Speak by Laurie Halse Anderson – This is one of those books that if someone asked me what should be required reading for all incoming 9th graders, I would list this as my top choice. Yes, the subject matter is difficult. No parent or adult wants to believe that there may be a concern about “date rape” in high school, and yet, there are students who need to read this story in order to find their own voice to “speak” out against what may have been done to them or a friend. Halse Anderson did an excellent job with this book and though people may continue to challenge or ban this book, I hope it continues to find its way into the hands of students and teachers.
-Alyson, Kid Lit Frenzy @alybee930
Where would I have been in middle school without Are You There God, It’s Me, Margaret?Maybe I wouldn’t have wasted so much time trying to figure out how to do the “I must, I must, I must increase my bust” exercise, but that was a small price to pay for the puberty-insider-info even my older sister didn’t give me. Judy Blume’s novels cut to the chase, but with wit, heart, and grace– all the things that I don’t think middle school readers get enough of, either in books or in life.
I have to confess: I didn’t like Bridge to Terabithia when I read it as a child. It was the first novel to shock me out of my cozy world of sweet stories. I started the book thinking it would be about friends and fun, but then it took a turn I never expected because, up to then, my life and my reading had been sheltered in many ways. I felt angry that an author would do such a thing to a character I cared about. Now that I’m grown up, I am grateful that I experienced that sense of unjust loss first in a book rather than in real life. So, a belated thank you to Katherine Paterson. Also, Ms. Paterson, I’m sorry I threw your book on the floor while I cried, but I did pick it right back up.

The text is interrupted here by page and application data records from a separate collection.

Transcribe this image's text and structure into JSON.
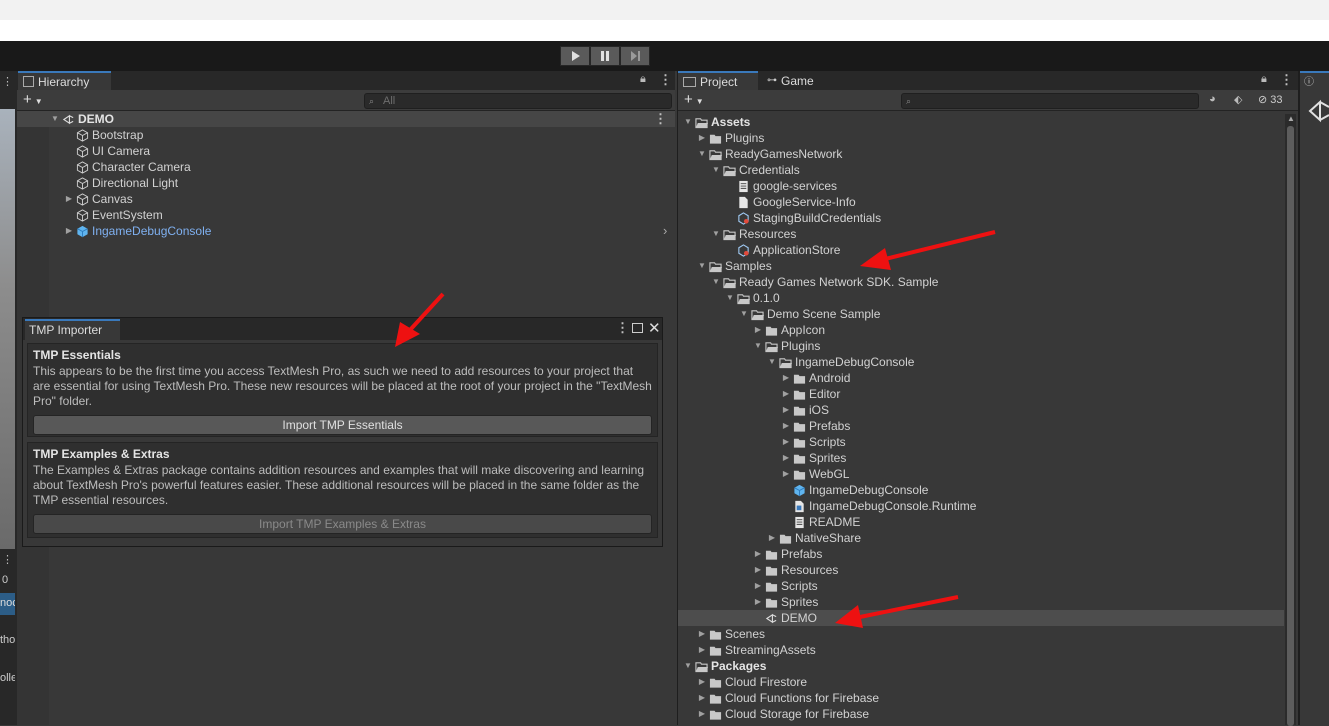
{
  "toolbar": {
    "play": "play-icon",
    "pause": "pause-icon",
    "step": "step-icon"
  },
  "left_edge": {
    "values": [
      "0",
      "noc",
      "tho",
      "olle"
    ]
  },
  "hierarchy": {
    "tab_label": "Hierarchy",
    "add_label": "+",
    "search_placeholder": "All",
    "scene_name": "DEMO",
    "items": [
      {
        "label": "Bootstrap",
        "expandable": false,
        "prefab": false
      },
      {
        "label": "UI Camera",
        "expandable": false,
        "prefab": false
      },
      {
        "label": "Character Camera",
        "expandable": false,
        "prefab": false
      },
      {
        "label": "Directional Light",
        "expandable": false,
        "prefab": false
      },
      {
        "label": "Canvas",
        "expandable": true,
        "prefab": false
      },
      {
        "label": "EventSystem",
        "expandable": false,
        "prefab": false
      },
      {
        "label": "IngameDebugConsole",
        "expandable": true,
        "prefab": true
      }
    ]
  },
  "tmp_importer": {
    "tab_label": "TMP Importer",
    "essentials_title": "TMP Essentials",
    "essentials_text": "This appears to be the first time you access TextMesh Pro, as such we need to add resources to your project that are essential for using TextMesh Pro. These new resources will be placed at the root of your project in the \"TextMesh Pro\" folder.",
    "essentials_button": "Import TMP Essentials",
    "extras_title": "TMP Examples & Extras",
    "extras_text": "The Examples & Extras package contains addition resources and examples that will make discovering and learning about TextMesh Pro's powerful features easier. These additional resources will be placed in the same folder as the TMP essential resources.",
    "extras_button": "Import TMP Examples & Extras"
  },
  "project": {
    "tab_project": "Project",
    "tab_game": "Game",
    "hidden_count": "33",
    "tree": [
      {
        "label": "Assets",
        "depth": 0,
        "arrow": "down",
        "icon": "folder-open",
        "bold": true
      },
      {
        "label": "Plugins",
        "depth": 1,
        "arrow": "right",
        "icon": "folder"
      },
      {
        "label": "ReadyGamesNetwork",
        "depth": 1,
        "arrow": "down",
        "icon": "folder-open"
      },
      {
        "label": "Credentials",
        "depth": 2,
        "arrow": "down",
        "icon": "folder-open"
      },
      {
        "label": "google-services",
        "depth": 3,
        "arrow": "none",
        "icon": "text-file"
      },
      {
        "label": "GoogleService-Info",
        "depth": 3,
        "arrow": "none",
        "icon": "file"
      },
      {
        "label": "StagingBuildCredentials",
        "depth": 3,
        "arrow": "none",
        "icon": "asset"
      },
      {
        "label": "Resources",
        "depth": 2,
        "arrow": "down",
        "icon": "folder-open"
      },
      {
        "label": "ApplicationStore",
        "depth": 3,
        "arrow": "none",
        "icon": "asset"
      },
      {
        "label": "Samples",
        "depth": 1,
        "arrow": "down",
        "icon": "folder-open"
      },
      {
        "label": "Ready Games Network SDK. Sample",
        "depth": 2,
        "arrow": "down",
        "icon": "folder-open"
      },
      {
        "label": "0.1.0",
        "depth": 3,
        "arrow": "down",
        "icon": "folder-open"
      },
      {
        "label": "Demo Scene Sample",
        "depth": 4,
        "arrow": "down",
        "icon": "folder-open"
      },
      {
        "label": "AppIcon",
        "depth": 5,
        "arrow": "right",
        "icon": "folder"
      },
      {
        "label": "Plugins",
        "depth": 5,
        "arrow": "down",
        "icon": "folder-open"
      },
      {
        "label": "IngameDebugConsole",
        "depth": 6,
        "arrow": "down",
        "icon": "folder-open"
      },
      {
        "label": "Android",
        "depth": 7,
        "arrow": "right",
        "icon": "folder"
      },
      {
        "label": "Editor",
        "depth": 7,
        "arrow": "right",
        "icon": "folder"
      },
      {
        "label": "iOS",
        "depth": 7,
        "arrow": "right",
        "icon": "folder"
      },
      {
        "label": "Prefabs",
        "depth": 7,
        "arrow": "right",
        "icon": "folder"
      },
      {
        "label": "Scripts",
        "depth": 7,
        "arrow": "right",
        "icon": "folder"
      },
      {
        "label": "Sprites",
        "depth": 7,
        "arrow": "right",
        "icon": "folder"
      },
      {
        "label": "WebGL",
        "depth": 7,
        "arrow": "right",
        "icon": "folder"
      },
      {
        "label": "IngameDebugConsole",
        "depth": 7,
        "arrow": "none",
        "icon": "prefab"
      },
      {
        "label": "IngameDebugConsole.Runtime",
        "depth": 7,
        "arrow": "none",
        "icon": "asmdef"
      },
      {
        "label": "README",
        "depth": 7,
        "arrow": "none",
        "icon": "text-file"
      },
      {
        "label": "NativeShare",
        "depth": 6,
        "arrow": "right",
        "icon": "folder"
      },
      {
        "label": "Prefabs",
        "depth": 5,
        "arrow": "right",
        "icon": "folder"
      },
      {
        "label": "Resources",
        "depth": 5,
        "arrow": "right",
        "icon": "folder"
      },
      {
        "label": "Scripts",
        "depth": 5,
        "arrow": "right",
        "icon": "folder"
      },
      {
        "label": "Sprites",
        "depth": 5,
        "arrow": "right",
        "icon": "folder"
      },
      {
        "label": "DEMO",
        "depth": 5,
        "arrow": "none",
        "icon": "scene",
        "selected": true
      },
      {
        "label": "Scenes",
        "depth": 1,
        "arrow": "right",
        "icon": "folder"
      },
      {
        "label": "StreamingAssets",
        "depth": 1,
        "arrow": "right",
        "icon": "folder"
      },
      {
        "label": "Packages",
        "depth": 0,
        "arrow": "down",
        "icon": "folder-open",
        "bold": true
      },
      {
        "label": "Cloud Firestore",
        "depth": 1,
        "arrow": "right",
        "icon": "folder"
      },
      {
        "label": "Cloud Functions for Firebase",
        "depth": 1,
        "arrow": "right",
        "icon": "folder"
      },
      {
        "label": "Cloud Storage for Firebase",
        "depth": 1,
        "arrow": "right",
        "icon": "folder"
      }
    ]
  },
  "colors": {
    "accent": "#3a79bb",
    "annotation": "#ee1111",
    "prefab": "#7fb0f0"
  }
}
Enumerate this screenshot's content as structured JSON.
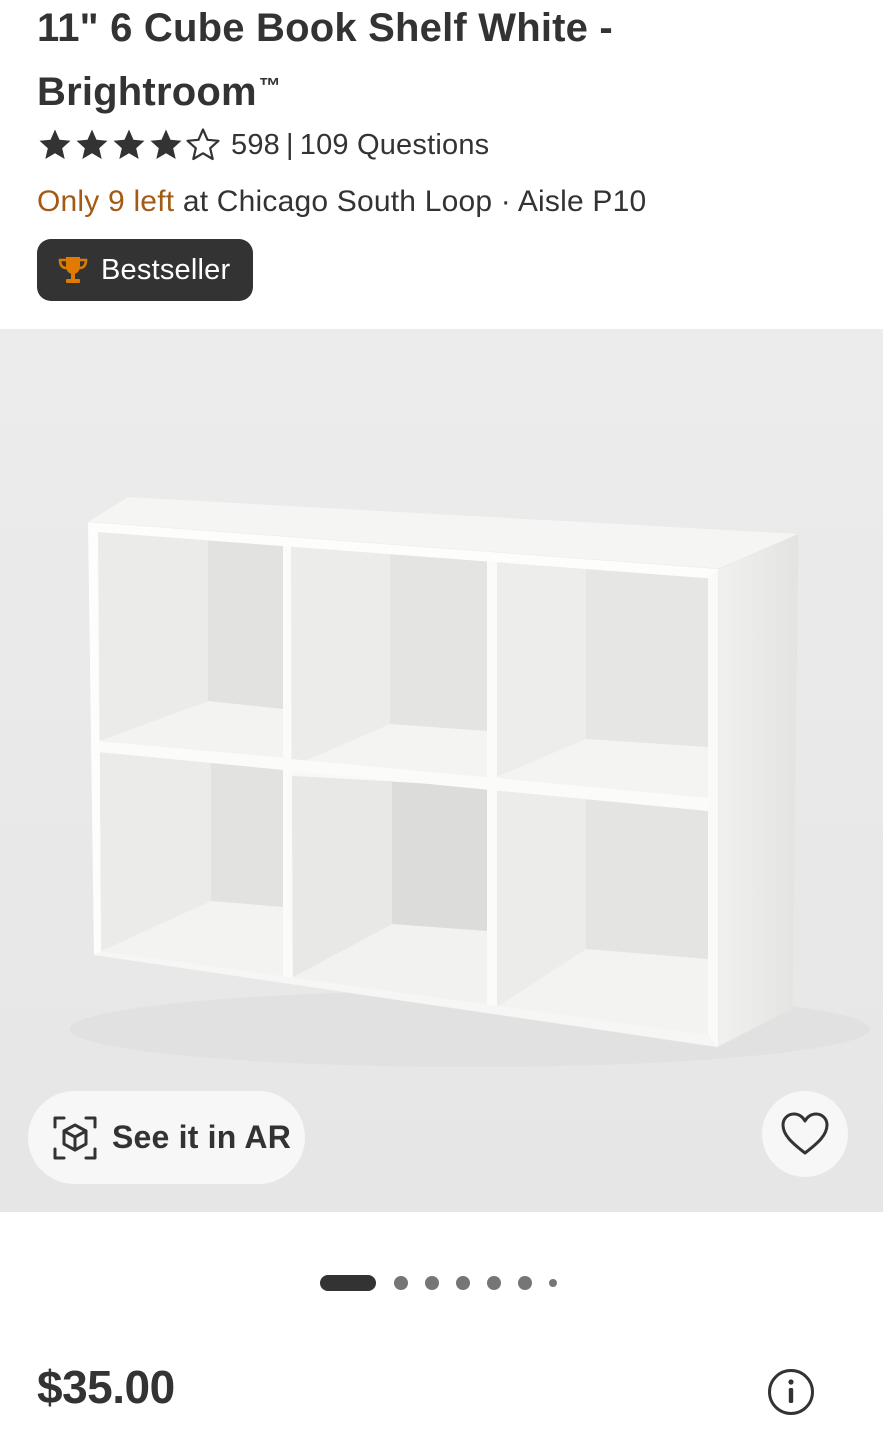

Banned Books remind us that if we allow them to, books let us safely explore worlds outside our comfort zone. They are a way to try on new ideas, experiment with new selves, and learn more about our world. You may find books you don’t agree with, books you don’t like, or books that shock you, but those books, maybe as much as the books you love, are the books that help you discover who you are.
We’d love to hear from you. What are your favorite banned books?